Garden-only system are designed to be as simple as possible, so that they can be retrofitted without the need to interfere significantly with existing drainage, plumbing and interior decoration.

In the typical example illustrated, water is being collected from a single down-pipe which will fill the tank during the winter months, ready for use during summer dry spells. Use of a filter inserted into the drain-pipe further reduces the need to interfere with existing drainage runs.

Where required, an above-ground storage tank can be substituted for the underground tank depicted; conversely on new-build or retro-fit projects, and in particular where the system is part of the SuDS arrangements for the site, the harvested rainwater can be collected from multiple down-pipes and an-tank filter used.

Relevant points to note when ordering a garden-only system, are:

  • The stored water is quite suitable for irrigation purposes, but it is non-potable and ingestion or inhalation should therefore be avoided.
  • The usual pattern of usage is to collect water throughout the winter months, and use it in the summer; this means that usually even the largest storage tank will fill during the summer months from only one down-pipe, so there is usually no need to over-complicate the collection arrangements
  • It is recommended that users employ the stored water during dry spells in the most effective way possible, which usually means avoiding the use of inefficient oscillating sprays; however, as a guide to the tank size you require, such sprays generally dispense around 500-litres of water per hour
  • If you plan to use the water in association with a reticulated (“leaky-hose”) system, please discuss with Freerain beforehand, as measures need to be taken to avoid such systems shortening the life of the pump
  • And finally, we do not recommend the cost and complexity of installing a mains-water top-up device to garden-only systems, as they may not keep pace during topping-up (due to pressure-loss across the air-gap) with the rate at which water is being used.
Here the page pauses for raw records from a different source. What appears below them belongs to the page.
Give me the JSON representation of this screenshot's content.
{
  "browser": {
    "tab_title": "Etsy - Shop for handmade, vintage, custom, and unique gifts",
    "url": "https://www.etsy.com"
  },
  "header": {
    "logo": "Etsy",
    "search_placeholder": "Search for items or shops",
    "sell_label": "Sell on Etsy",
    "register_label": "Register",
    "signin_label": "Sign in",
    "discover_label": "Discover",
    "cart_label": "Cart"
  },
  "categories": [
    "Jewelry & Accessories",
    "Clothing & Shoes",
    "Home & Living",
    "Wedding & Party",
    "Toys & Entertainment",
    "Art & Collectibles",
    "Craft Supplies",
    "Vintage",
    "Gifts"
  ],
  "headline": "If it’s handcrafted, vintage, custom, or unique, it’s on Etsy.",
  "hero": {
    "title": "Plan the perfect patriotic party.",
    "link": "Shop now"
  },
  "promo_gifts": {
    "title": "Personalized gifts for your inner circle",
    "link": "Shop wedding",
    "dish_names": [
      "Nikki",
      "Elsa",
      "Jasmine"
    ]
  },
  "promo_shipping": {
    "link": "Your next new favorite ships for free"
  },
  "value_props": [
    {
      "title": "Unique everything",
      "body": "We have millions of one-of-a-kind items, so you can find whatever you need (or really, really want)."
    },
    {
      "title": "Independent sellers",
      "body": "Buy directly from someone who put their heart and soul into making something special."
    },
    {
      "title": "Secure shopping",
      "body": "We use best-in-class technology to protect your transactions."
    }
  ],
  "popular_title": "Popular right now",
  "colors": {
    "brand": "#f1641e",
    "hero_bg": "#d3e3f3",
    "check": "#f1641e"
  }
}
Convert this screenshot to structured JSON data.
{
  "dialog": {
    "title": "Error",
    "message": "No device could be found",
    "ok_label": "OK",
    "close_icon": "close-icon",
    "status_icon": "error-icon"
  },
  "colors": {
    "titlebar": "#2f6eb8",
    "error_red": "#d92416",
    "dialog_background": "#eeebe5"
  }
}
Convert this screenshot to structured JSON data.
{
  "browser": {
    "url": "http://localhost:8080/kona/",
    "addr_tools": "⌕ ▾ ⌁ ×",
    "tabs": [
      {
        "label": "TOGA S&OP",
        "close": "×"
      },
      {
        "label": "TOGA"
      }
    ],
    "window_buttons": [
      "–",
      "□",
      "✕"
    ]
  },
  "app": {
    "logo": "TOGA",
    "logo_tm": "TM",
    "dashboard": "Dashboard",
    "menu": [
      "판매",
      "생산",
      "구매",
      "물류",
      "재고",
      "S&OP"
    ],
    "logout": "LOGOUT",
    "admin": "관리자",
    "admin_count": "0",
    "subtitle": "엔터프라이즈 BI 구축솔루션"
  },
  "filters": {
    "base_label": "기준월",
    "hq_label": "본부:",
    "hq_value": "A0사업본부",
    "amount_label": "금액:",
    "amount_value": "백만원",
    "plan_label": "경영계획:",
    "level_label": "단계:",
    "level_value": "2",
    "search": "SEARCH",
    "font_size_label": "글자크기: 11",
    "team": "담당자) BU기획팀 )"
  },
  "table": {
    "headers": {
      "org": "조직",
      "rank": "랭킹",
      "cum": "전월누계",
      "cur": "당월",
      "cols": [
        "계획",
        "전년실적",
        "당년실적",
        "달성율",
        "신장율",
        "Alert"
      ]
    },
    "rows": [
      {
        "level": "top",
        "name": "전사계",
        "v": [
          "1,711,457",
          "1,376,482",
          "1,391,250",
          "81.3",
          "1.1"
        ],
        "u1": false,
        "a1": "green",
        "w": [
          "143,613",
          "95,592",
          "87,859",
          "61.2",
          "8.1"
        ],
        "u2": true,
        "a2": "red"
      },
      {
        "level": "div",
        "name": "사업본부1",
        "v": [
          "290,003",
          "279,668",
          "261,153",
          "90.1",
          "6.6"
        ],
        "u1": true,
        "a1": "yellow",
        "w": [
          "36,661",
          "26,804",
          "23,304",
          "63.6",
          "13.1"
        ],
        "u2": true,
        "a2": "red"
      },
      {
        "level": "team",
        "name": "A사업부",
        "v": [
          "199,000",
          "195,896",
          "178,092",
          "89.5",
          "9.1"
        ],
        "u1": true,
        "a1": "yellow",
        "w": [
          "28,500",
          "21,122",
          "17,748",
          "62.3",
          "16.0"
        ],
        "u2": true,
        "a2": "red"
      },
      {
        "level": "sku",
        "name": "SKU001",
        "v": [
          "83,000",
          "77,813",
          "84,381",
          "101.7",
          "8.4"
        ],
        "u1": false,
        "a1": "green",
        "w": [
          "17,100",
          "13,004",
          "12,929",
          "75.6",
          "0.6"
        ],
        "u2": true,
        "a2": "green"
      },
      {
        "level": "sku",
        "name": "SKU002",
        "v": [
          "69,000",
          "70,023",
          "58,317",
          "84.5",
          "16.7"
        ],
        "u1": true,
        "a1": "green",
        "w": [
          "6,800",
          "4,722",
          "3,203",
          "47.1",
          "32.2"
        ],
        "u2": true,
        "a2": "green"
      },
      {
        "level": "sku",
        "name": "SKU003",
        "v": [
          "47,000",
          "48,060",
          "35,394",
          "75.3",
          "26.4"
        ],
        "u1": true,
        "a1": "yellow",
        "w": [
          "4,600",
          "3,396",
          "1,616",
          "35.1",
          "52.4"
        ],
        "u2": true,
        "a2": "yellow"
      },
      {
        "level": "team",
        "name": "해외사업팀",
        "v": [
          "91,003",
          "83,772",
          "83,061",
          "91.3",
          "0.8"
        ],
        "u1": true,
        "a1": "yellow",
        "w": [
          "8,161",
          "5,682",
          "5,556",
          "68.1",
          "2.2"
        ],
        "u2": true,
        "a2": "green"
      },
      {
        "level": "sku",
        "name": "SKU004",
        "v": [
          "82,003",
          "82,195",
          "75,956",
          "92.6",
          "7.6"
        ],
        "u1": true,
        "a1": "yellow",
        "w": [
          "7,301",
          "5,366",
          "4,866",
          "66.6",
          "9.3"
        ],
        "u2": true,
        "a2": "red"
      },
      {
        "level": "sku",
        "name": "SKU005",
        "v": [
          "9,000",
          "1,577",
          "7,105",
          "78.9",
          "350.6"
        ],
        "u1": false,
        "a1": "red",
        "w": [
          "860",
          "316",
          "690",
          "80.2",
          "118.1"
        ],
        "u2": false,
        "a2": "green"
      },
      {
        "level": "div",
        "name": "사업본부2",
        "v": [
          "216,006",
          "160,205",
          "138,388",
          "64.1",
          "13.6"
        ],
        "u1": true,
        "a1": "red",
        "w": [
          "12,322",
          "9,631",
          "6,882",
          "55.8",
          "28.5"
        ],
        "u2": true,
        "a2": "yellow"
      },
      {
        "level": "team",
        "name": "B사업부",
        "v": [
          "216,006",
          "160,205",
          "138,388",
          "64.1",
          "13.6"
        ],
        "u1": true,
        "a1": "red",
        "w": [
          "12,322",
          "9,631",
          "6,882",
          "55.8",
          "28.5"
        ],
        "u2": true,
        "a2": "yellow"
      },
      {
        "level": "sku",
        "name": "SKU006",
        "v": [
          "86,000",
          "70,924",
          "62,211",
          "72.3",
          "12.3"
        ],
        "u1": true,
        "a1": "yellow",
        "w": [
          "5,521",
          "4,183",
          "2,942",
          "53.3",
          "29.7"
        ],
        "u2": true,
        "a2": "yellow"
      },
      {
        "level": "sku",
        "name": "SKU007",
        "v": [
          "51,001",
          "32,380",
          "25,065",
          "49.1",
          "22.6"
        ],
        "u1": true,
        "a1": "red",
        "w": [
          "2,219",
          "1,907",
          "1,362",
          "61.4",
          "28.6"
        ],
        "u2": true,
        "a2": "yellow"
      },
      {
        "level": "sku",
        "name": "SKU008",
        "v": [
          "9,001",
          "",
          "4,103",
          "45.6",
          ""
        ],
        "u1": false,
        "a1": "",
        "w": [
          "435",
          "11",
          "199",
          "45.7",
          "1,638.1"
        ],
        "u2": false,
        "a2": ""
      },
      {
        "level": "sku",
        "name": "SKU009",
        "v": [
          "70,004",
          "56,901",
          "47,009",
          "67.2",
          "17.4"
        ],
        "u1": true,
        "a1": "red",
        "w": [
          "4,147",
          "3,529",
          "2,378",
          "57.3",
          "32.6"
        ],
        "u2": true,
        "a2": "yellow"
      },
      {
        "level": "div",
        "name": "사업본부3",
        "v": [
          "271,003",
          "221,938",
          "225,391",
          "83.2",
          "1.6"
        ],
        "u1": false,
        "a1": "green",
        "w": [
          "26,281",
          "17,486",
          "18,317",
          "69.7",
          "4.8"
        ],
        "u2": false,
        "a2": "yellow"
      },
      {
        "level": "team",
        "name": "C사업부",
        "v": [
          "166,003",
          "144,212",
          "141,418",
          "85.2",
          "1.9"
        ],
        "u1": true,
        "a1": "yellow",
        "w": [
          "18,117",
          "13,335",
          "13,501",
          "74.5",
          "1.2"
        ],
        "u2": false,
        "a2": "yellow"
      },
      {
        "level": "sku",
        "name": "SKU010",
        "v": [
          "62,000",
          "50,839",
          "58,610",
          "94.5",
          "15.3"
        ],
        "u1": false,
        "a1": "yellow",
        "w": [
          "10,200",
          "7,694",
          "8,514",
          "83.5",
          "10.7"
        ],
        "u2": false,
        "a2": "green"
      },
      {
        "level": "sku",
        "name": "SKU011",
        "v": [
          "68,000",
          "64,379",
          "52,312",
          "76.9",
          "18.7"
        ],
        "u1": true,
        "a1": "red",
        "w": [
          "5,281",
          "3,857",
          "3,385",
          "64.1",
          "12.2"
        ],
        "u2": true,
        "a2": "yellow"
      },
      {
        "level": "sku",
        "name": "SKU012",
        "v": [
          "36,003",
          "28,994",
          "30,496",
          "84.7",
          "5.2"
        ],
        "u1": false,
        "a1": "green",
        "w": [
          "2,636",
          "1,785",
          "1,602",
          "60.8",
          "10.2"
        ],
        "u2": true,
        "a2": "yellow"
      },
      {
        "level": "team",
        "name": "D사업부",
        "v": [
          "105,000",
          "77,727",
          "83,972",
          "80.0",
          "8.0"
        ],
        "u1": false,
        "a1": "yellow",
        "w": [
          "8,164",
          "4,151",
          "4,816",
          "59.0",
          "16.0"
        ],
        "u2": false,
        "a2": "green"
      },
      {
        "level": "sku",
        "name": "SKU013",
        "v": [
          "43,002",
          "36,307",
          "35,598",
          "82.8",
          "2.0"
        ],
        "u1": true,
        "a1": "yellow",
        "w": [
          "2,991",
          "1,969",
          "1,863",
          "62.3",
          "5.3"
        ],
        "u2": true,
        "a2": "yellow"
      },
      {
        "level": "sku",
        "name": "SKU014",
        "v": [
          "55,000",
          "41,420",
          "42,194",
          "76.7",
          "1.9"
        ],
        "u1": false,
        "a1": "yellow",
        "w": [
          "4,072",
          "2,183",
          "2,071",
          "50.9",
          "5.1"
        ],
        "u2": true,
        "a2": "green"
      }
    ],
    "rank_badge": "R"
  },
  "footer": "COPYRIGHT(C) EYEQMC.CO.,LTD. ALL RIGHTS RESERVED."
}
It adds un-necessary cost and complexity to the system, wastes electricity by recycling mains-water through the system once the harvested rainwater has all been used*. It therefore makes practical sense to have a second, mains-fed, bib-tap for use when the harvested rainwater supply is exhausted.

*This consideration does not apply to full domestic systems which are designed to take into account the completely different operating cycle of collecting water every time it rains, and using water every time a toilet is flushed